Directions for this task: Report the count of lines in the records that contain "converted", without any added text.

Records shown:
*** Block opens ***
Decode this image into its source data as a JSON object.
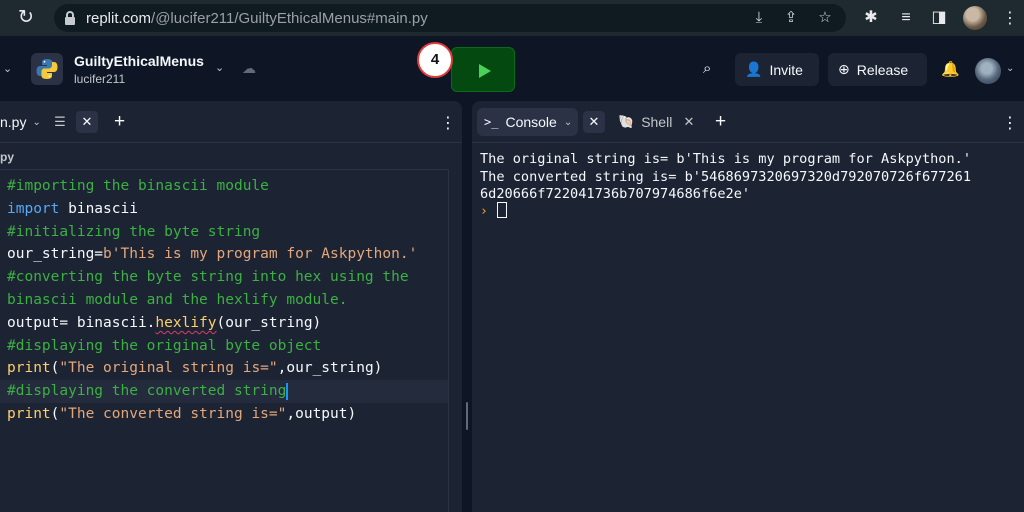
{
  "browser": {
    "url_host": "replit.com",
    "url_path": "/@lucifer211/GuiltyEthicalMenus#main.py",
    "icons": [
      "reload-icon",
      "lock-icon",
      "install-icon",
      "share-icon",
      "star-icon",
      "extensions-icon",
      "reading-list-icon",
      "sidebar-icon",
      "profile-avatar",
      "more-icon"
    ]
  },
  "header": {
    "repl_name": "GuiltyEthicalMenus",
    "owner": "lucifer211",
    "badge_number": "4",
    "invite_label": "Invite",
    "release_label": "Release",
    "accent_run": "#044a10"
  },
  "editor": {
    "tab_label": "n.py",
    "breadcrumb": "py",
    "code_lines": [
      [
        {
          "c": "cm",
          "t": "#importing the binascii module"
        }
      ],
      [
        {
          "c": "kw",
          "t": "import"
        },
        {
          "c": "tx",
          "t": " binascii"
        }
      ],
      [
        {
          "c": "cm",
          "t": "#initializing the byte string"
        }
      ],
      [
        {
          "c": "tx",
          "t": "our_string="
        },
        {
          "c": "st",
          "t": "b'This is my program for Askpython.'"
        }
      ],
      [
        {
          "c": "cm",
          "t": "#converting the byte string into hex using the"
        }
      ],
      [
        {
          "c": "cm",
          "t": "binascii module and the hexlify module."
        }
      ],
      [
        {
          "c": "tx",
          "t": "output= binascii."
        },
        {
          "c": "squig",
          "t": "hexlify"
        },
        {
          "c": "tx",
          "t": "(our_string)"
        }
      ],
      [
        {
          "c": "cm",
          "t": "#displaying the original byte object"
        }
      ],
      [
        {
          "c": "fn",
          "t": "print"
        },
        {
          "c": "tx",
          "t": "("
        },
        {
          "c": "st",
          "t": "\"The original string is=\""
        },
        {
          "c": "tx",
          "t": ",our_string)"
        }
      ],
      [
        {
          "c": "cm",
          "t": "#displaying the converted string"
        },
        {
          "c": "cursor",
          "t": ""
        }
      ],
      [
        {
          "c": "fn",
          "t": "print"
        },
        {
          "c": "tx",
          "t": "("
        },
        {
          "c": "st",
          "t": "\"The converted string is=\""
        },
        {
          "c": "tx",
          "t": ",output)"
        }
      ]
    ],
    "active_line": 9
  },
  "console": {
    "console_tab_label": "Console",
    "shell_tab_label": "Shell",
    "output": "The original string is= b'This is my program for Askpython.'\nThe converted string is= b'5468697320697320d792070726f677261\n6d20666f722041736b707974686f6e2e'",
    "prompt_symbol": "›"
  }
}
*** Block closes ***
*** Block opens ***
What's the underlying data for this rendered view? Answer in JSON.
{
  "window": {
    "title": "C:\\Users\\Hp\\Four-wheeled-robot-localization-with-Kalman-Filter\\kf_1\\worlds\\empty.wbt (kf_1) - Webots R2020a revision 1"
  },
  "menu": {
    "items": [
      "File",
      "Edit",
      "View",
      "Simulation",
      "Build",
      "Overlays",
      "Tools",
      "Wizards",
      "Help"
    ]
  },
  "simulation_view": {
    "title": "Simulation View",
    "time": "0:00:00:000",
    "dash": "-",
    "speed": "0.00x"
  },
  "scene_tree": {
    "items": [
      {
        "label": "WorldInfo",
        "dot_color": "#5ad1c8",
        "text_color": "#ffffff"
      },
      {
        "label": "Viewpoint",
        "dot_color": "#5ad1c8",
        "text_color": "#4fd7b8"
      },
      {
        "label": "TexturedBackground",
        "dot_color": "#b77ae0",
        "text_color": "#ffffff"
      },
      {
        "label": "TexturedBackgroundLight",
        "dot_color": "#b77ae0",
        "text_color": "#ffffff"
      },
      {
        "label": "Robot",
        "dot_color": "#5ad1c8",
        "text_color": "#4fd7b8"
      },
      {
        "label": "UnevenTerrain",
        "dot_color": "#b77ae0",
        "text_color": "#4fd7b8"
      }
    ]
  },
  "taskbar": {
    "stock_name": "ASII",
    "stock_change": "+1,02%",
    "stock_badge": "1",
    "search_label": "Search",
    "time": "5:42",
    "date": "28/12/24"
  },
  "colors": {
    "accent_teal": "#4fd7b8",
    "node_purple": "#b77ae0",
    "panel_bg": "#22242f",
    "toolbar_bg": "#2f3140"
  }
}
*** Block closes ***
Solution to this problem: 3